# WHAT TO DO
Tally the lines in the data that follows that include the word "label", and report nothing but the total.

# DATA RECORDS
+ + + + + + +

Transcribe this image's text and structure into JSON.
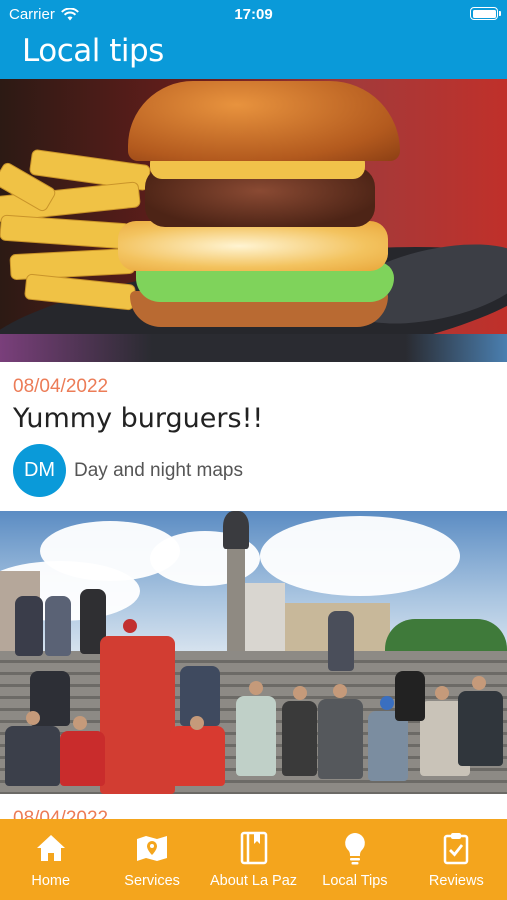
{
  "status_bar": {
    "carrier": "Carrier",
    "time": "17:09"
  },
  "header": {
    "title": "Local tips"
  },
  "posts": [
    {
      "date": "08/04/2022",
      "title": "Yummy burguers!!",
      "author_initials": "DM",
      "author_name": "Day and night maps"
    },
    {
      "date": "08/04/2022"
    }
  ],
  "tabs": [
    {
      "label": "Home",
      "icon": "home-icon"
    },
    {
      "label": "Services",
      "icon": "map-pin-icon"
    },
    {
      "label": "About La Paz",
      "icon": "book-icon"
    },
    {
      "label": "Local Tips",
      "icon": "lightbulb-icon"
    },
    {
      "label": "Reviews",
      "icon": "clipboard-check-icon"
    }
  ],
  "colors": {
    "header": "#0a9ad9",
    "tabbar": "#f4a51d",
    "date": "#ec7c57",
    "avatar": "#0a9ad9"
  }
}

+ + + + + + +

# YOUR SOLUTION
5